It’s a question that not many people know the correct answer to, so here it is. Generally speaking the answer is on or around St. Andrew’s Day which is the 30th November. A more definitive answer can be found in “Tables and Rules for the Moveable and Immovable Feasts” in the “Book of Common Prayer” for the Church of England.
Advent Sunday is the Sunday on which the Church commences the celebration of the pending birth of Jesus on Christmas Day. The “Rules to know when the Moveable feasts and Holy Days Begin” states that : – “Advent Sunday is always the nearest Sunday to the Feast of St. Andrew, whether before or after.” Advent Sunday could only fall on any day from and including 27 November to and including 3rd December.
A further table “Lessons Proper for Sundays” has a sub-heading “The Sundays of Advent” and under this it lists four Sundays. Thus the period of Advent consists of four Sundays.
The answer to the question
As Christmas is a Christian religious celebration the answer to the above question is “Advent Sunday” which we now know is the fourth Sunday before Christmas and will fall on any of the days from 27 November to 3 December.
If these assumptions are correct then this would be a world wide standard, not just Australia.
Taking Christmas lights down happens on The Feast of the Epiphany which is on 6 January, after the Twelve Days of Christmas. The Twelve Days of Christmas is the festive Christian season, beginning on Christmas Day (25 December), that celebrates the birth of Jesus Christ, as the Son of God. This period is also known as Christmastide. This is different from the Octave of Christmas, which is the liturgical time from Christmas Day until the Solemnity of Mary on 1 January. The Twelfth Day of Christmas falls on 5 or 6 January depending which tradition is followed. There is similar confusion about the date of Twelfth Night which is commonly held to be 5 January but some hold that it is 6 January. The Feast of the Epiphany is on 6 January which celebrates the visit of the Wise Men (Magi) and their bringing of gifts to the child Jesus. In some traditions, the feast of Epiphany and Twelfth Day overlap.
So there, you are now informed officially.
By the way, please do not use Xmas, as it is considered disrespectful by many Christians. The Cambridge Guide to Australian English Usage states that the spelling should be considered informal and restricted to contexts where concision is valued, such as headlines and greeting cards.

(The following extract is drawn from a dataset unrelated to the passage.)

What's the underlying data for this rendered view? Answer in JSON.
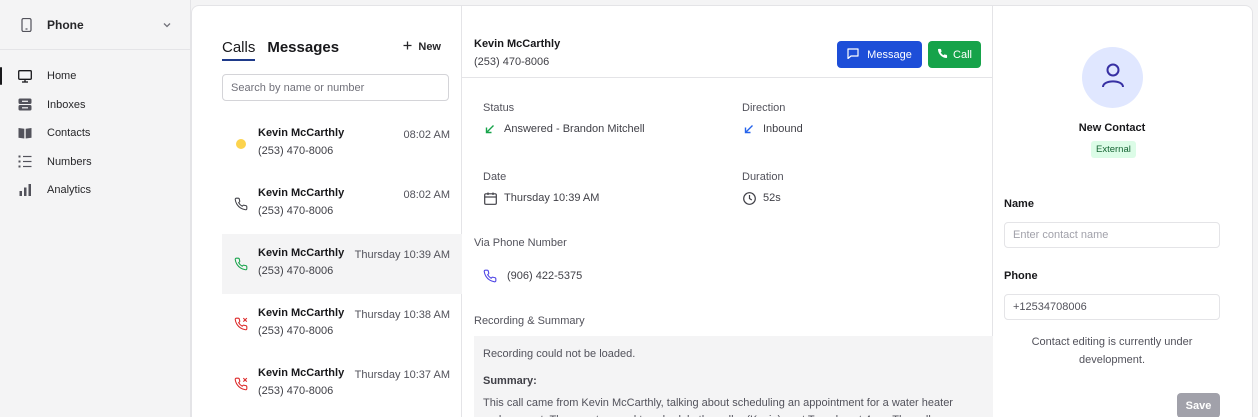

The Christian Writer’s Manual of Style, while acknowledging the ancient and respectful use of “Xmas” in the past, states that the spelling should never be used in formal writing.